“I’m just going bowling,” I replied sheepishly, feeling that the call of the alleys probably didn’t justify my haste. “If I get there late, it could hurt the team.”
“Oh that’s cool,” my friend said. “Who are you bowling with?”
I wanted to reply that I had a hot date with an attractive supermodel, and maybe add that I have Gisele’s number on my speed dial, hence my haste in leaving.
“My dad and are on a team,” I said, answering honestly.
Perhaps sensing that my answer seemed half-hearted, almost as if I felt bad that I was bowling with my father and not going to the opening of an exciting, new club, my friend said something to me that I have not forgotten in the dozen years since this conversation took place.
“My dad died from cancer a few years ago,” he said, “And there isn’t a thing in the world that I wouldn’t give up to be able to go bowling with him tonight.”
I felt horrible as I realized that I was trying to hide an opportunity to spend time with a family member that he and countless others would love to have.
As we approach Father’s Day this weekend, I’m sharing this story to remind everyone of how precious our families are. I’ve had the opportunity to spend “quality time” with my parents, and have never regretted one moment of it. And “quality time,” does not have to be a trip to Disney World or an elaborate vacation. It can be as simple as a phone conversation, a dinner, or watching a ballgame together.
My father is a longtime Yankee fan. Although I spent my adolescent and teenage years cheering for the Mets, partially influenced by my mother who is from Queens and who was a teacher right near Shea Stadium, somehow I became a Red Sox fan, And yet, even though my dad is still a loyal and avid Yankee fan, when the two teams are not facing each other, he will pull for Boston, simply because they’re my team.

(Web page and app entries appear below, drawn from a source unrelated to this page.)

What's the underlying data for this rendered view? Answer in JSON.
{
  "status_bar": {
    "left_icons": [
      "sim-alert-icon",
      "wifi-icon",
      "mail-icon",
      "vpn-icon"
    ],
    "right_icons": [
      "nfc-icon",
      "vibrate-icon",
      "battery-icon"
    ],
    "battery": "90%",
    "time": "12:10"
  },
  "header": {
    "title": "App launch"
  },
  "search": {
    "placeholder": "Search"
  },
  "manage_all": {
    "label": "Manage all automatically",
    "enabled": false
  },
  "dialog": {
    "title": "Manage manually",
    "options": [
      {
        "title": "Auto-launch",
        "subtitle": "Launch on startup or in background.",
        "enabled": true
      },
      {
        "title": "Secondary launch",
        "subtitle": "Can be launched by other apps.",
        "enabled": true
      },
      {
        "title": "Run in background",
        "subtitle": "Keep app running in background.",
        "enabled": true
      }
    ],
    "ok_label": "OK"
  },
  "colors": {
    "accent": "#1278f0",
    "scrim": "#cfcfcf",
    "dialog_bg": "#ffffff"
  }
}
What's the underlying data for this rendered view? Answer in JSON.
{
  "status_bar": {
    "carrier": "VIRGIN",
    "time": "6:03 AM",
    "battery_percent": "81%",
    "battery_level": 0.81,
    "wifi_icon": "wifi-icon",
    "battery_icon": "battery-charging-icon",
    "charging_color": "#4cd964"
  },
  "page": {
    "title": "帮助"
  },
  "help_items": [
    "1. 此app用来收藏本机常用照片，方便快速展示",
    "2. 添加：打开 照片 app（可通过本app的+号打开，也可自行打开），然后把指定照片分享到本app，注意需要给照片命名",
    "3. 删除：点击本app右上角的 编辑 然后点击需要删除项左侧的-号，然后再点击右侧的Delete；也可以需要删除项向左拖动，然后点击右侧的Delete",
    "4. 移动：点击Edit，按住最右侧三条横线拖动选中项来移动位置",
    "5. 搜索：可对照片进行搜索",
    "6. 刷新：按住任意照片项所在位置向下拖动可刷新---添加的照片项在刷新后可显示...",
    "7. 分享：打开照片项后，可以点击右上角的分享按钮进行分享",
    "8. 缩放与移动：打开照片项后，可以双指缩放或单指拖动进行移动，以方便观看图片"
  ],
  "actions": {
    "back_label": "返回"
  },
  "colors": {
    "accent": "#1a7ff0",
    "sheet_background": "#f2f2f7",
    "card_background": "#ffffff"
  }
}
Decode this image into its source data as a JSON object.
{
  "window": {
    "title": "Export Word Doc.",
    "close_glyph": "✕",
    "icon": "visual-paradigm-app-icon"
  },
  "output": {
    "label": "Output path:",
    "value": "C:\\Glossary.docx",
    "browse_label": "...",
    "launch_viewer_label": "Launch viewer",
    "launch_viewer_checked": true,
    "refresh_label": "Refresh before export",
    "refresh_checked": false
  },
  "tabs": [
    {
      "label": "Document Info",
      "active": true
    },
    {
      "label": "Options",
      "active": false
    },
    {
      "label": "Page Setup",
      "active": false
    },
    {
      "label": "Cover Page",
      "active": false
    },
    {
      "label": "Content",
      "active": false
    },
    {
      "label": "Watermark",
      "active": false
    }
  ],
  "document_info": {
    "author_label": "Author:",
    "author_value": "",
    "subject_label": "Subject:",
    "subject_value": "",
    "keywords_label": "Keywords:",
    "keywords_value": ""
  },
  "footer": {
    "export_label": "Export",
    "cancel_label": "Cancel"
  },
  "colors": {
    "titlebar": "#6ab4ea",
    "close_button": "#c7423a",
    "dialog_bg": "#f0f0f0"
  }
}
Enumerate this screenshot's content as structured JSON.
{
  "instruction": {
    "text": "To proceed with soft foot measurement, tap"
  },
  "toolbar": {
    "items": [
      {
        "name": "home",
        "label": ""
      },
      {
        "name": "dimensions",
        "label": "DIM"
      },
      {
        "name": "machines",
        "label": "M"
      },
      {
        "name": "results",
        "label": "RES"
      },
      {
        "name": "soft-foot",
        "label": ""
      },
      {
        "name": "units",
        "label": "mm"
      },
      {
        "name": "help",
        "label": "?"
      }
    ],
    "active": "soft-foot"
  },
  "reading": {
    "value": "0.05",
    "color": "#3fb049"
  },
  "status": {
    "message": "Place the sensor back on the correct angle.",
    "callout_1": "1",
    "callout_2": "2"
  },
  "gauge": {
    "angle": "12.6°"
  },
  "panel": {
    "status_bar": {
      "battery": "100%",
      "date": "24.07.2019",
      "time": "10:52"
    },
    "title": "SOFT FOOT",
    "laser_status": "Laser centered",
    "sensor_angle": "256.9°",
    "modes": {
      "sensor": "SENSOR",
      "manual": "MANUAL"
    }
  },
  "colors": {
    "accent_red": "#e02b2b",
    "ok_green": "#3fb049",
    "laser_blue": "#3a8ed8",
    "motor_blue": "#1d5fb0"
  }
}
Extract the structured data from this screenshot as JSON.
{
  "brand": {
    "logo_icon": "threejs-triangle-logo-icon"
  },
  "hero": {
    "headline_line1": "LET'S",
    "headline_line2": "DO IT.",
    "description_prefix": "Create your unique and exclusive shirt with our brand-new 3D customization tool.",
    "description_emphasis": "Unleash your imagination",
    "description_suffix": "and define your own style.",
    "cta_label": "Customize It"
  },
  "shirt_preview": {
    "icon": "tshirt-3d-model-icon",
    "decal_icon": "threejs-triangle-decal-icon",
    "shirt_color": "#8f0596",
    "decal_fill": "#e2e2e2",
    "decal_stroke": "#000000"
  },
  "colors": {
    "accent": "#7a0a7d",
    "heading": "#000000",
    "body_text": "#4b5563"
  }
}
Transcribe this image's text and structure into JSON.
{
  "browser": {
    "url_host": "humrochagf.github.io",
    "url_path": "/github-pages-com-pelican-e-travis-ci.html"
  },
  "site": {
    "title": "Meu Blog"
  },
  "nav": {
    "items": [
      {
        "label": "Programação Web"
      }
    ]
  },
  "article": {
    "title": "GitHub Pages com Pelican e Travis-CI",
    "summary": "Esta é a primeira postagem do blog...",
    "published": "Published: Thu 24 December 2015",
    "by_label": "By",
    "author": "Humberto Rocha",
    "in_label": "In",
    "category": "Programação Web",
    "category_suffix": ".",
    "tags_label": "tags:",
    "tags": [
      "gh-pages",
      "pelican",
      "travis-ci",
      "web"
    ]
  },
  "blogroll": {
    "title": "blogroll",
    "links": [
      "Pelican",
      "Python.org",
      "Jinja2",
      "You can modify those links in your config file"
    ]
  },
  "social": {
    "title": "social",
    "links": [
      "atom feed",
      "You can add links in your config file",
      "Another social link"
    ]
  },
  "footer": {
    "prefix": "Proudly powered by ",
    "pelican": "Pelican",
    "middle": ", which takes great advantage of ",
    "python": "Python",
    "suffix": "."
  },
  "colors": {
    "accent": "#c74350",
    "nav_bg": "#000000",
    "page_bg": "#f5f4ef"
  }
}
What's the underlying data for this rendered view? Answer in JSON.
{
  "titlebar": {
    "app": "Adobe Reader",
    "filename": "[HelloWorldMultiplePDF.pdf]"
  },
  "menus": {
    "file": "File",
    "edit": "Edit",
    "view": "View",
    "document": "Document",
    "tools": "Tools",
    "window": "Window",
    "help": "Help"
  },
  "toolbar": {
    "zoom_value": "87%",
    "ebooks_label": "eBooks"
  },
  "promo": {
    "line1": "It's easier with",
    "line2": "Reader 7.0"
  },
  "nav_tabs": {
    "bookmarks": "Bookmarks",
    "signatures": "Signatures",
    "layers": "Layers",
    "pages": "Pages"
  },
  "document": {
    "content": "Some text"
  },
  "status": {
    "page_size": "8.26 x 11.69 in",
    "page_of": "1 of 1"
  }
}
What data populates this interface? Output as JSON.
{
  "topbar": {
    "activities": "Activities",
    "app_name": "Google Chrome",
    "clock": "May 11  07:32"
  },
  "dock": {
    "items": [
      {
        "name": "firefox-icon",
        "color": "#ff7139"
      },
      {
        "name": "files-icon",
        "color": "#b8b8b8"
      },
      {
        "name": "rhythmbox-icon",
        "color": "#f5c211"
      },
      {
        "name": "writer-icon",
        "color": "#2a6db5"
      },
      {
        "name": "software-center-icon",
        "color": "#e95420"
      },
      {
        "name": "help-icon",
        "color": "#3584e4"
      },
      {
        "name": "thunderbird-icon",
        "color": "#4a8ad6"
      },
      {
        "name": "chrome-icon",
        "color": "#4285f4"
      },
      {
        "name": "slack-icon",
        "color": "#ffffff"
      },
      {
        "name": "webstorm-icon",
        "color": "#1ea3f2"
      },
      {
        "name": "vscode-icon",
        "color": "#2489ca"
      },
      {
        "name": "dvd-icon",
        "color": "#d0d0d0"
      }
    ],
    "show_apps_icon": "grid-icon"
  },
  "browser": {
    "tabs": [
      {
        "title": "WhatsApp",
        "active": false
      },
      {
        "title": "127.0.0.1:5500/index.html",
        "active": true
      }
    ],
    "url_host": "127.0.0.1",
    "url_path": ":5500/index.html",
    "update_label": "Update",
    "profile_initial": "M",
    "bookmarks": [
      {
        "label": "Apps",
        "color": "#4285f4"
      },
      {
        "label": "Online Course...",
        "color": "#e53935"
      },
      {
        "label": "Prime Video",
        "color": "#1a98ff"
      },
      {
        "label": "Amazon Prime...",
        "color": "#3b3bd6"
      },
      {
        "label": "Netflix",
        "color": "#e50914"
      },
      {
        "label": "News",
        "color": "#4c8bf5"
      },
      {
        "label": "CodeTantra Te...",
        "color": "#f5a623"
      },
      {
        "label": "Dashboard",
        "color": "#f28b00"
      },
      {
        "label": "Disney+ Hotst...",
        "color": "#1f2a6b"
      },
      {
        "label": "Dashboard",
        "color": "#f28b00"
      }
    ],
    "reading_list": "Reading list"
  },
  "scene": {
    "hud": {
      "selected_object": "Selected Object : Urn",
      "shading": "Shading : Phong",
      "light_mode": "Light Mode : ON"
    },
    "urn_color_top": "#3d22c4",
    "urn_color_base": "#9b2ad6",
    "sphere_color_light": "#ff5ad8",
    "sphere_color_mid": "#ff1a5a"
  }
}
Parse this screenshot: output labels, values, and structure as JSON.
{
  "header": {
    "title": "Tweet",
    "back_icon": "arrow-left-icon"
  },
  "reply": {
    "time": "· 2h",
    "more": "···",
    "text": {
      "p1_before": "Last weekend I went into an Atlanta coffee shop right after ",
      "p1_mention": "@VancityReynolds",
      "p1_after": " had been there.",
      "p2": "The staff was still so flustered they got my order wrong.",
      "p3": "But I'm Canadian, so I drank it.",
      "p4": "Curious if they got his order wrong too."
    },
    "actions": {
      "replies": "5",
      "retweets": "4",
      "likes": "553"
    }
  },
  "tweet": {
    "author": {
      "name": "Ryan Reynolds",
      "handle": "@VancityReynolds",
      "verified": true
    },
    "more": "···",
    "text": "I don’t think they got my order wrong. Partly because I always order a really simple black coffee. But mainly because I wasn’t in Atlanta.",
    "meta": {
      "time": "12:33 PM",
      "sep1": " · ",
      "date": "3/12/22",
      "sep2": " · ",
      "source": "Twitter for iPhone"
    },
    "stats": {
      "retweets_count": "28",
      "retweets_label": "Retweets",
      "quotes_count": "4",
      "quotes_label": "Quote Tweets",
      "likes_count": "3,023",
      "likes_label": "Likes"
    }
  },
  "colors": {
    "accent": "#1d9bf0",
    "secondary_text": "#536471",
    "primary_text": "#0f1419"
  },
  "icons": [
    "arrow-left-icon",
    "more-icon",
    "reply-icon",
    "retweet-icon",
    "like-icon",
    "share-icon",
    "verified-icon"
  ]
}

“What did I do wrong?” he jokingly responds when folks see us together as I wear a Boston cap and he dons a Yankee one. They question how fans of the rival teams can get along, yet his apparent disdain for the BoSox, is really a façade, because if his team doesn’t win, he wants mine to. As a side note, my mom still cheers for the Mets but also roots for Boston as well. Boy, the sacrifices that parents make for their kids.
It’s these moments that truly create memories. So whether it’s watching a game with my dad, or spending a few hours shopping with my mom, I have many happy times that I can cherish.
It may be a cliché, but in this hi-speed, technological society with emailing and social networking, it can be very easy to get wrapped up in the daily grind, and not pause for a few moments to appreciate what really matters.
Another colleague of mine, once remarked, that when people pass on from this life and move on to heaven, they never say that they wished they had spent more time in the office. Instead, they say they wish they spent more time with their families. How she knows this, I cannot fathom, but I do not question its accuracy.
So on Father’s Day, those of you who have the chance to do so, spend some time with your dads and appreciate every moment of it. And dads, even though it is your day, be sure to spend some time with your kids, creating the memories that last a lifetime. Have a catch, go for a walk in the park, or just sit on the porch, drink some iced tea and have an uninterrupted conversation about nothing in particular.
And on the day after Father’s Day and on all the other days of the year, keep the spirit of this with you, appreciating the simple little things you can do with your parents, children, grandparents, or other cherished family members.
And if you see a Red Sox and a Yankee fan together, and they’re actually getting along, well that’s probably my father and me.